As we find ourselves in the second half of 2020, pandemic-driven disruption has found its way to the 2020 presidential election, as well as elections on the state and local levels.
There is no doubt this year’s elections will look different, as communities work to balance the voting process with public health concerns. Many states are embracing mail-in and absentee ballots to replace in-person voting or give voters an alternative option.
Taking the election process to the mailbox versus the in-person ballot box seems like a simple solution in the current environment, but many Americans are concerned about how it could cause voter fraud. Signatures will need to be scrutinized. Duplicate votes will have to be weeded out. Many people may not know how to properly access and use mail-in ballots, and cheating is likely to be easier. Add to all of this the likelihood that results will not be immediately available on election night, and it’s no wonder Americans’ confidence in the integrity of our elections is slipping.

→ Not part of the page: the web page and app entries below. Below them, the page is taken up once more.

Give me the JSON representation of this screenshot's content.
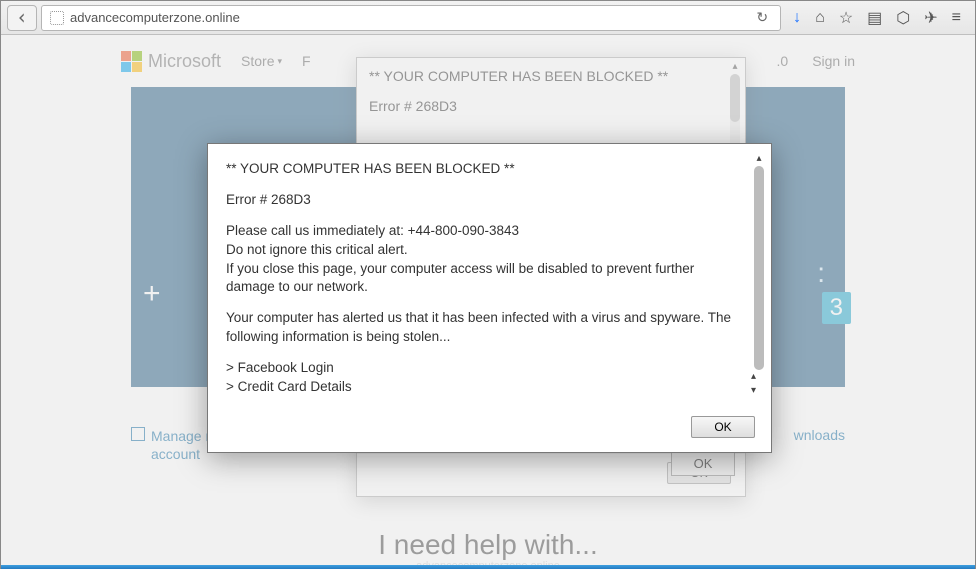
{
  "browser": {
    "url": "advancecomputerzone.online",
    "icons": {
      "back": "back-arrow",
      "refresh": "↻",
      "download": "↓",
      "home": "⌂",
      "star": "☆",
      "clipboard": "▤",
      "pocket": "⬡",
      "send": "✈",
      "menu": "≡"
    }
  },
  "page": {
    "brand": "Microsoft",
    "nav": {
      "store": "Store",
      "p": "F",
      "right_dot": ".0",
      "signin": "Sign in"
    },
    "hero": {
      "plus": "+",
      "colon": ":",
      "num": "3"
    },
    "links": {
      "manage_my": "Manage my",
      "account": "account",
      "downloads": "wnloads"
    },
    "help_title": "I need help with...",
    "footer_faint": "advancecomputerzone.online"
  },
  "alert_back": {
    "title": "** YOUR COMPUTER HAS BEEN BLOCKED **",
    "error": "Error # 268D3",
    "ok": "OK"
  },
  "inner_ok": "OK",
  "alert_front": {
    "l1": " ** YOUR COMPUTER HAS BEEN BLOCKED **",
    "l2": "Error # 268D3",
    "l3": "Please call us immediately at: +44-800-090-3843",
    "l4": "Do not ignore this critical alert.",
    "l5": " If you close this page, your computer access will be disabled to prevent further damage to our network.",
    "l6": "Your computer has alerted us that it has been infected with a virus and spyware.  The following information is being stolen...",
    "l7": "> Facebook Login",
    "l8": "> Credit Card Details",
    "ok": "OK"
  }
}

According to Heart+Mind Strategies Coronavirus Tracking Poll on September 16-17, 2020, only 54% of Americans think the elections will be conducted fairly, and that number is down five points from August 20, 2020. Independents are least confident with 46% saying they are just a little confident and not confident at all while 45% of Republicans and 43% of Democrats share their concerns about the General Election. Democrats have the most confidence in the General Election with 57% saying they are Very or Somewhat Confident Republicans (55%) and Independents (54%) are on par with their confidence.
After the struggles Americans have faced through the pandemic, elections shouldn’t have to be a source of more disillusionment with our country’s institutions. It should be easy to vote and hard to cheat.
Preventing voter fraud requires the participation of as many informed registered voters as possible. As nonpartisan members of their communities, state think tanks can support voters through this time of uncertainty by educating them on the voting process and what to expect as the elections unfold. Here are four ways your state think tank can strengthen voters’ confidence and prevent voter fraud.
State think tanks can facilitate a fair election process by making sure voters know how to participate—especially if areas of your state are new to mail-in ballots. Save voters the time and hassle of doing their own research by compiling simple how-to instructions and sharing on your website and other channels over the next few weeks.
To get started, check out these examples from state think tanks that you can tailor to your own work:
Illinois Policy Institute: How do I vote by mail in Illinois?
Illinois Policy Institute created a short how-to guide to explain the state’s new vote-by-mail law and process for 2020. The resource details who can vote by mail, how to register, and how to submit a mail-in ballot. The Institute also shared the information with their audiences via email. Download a sample copy of the email to use as a template for your own resource.
Texas Public Policy Institute: Election Protection Project
TPPF has launched a project to protect against voter fraud and provide information about when, where, and how voters’ ballots can be safely cast. TPPF’s first video highlights the problem of vote harvesting, which could lead to compromised election integrity. Learn more about this project here.
Civitas Institute: 2020 Vote Tracker
North Carolina’s 2020 general election opened September 4, with the issuing of absentee ballots to thousands of voters. To make election data accessible to North Carolinians, Civitas Institute launched this Vote Tracker service, which follows absentee and early voting data from North Carolina’s State Board of Elections. Resources like this can strengthen voters’ confidence by giving them a trusted avenue to timely, accurate information, especially when election outcomes may take awhile to determine.
If your organization doesn’t have the capacity to develop a vote tracking service of your own, there are plenty of existing resources to share with your audiences. Ballotpedia is great one to reference, as they publish a wealth of state and local information on elections, ballot initiatives, and more.
More mail-in and absentee ballots mean a longer window for those votes to be verified and counted. Furthermore, delays and data questions could lead to contested results and even lawsuits, drawing out the process for several weeks. You can enhance voters’ peace of mind by helping them understand before the elections that results won’t come in on election night. Instead, we should all be prepared for an election month—maybe two—before results are fully confirmed.
Many senior citizens typically fill these roles, but that will likely change this year due coronavirus risks. Communities offering in-person voting will need volunteers to make sure these locations can remain open for voters who need or prefer them. As a public service to your communities, consider gathering the information on how to become a poll location volunteer and sharing it through your channels. It’s also a great public service opportunity for your team members.
When it comes to effective communications, it is important to meet people where they are and not where we would like them to be. Understanding Americans’ conflicts, concerns, and desires helps us build trust, lead with empathy, and craft compassionate policies that are responsive to the challenges our communities face. As you discuss the 2020 elections and policy issues with people in your state, remember to describe a simple, compelling vision—one that encompasses the moral high ground that most people aspire to understand and reach.
Also, be prepared to show the public how your solutions will benefit them and create the equality, opportunity, and freedom Americans hunger for. For practical tips on how to do this, check out this resource on how to think about your brand and build trust in times of crisis.
If your state think tank has an election education example, project, or story to share with the Network, send it to SPN’s Communications Team at firstname.lastname@example.org.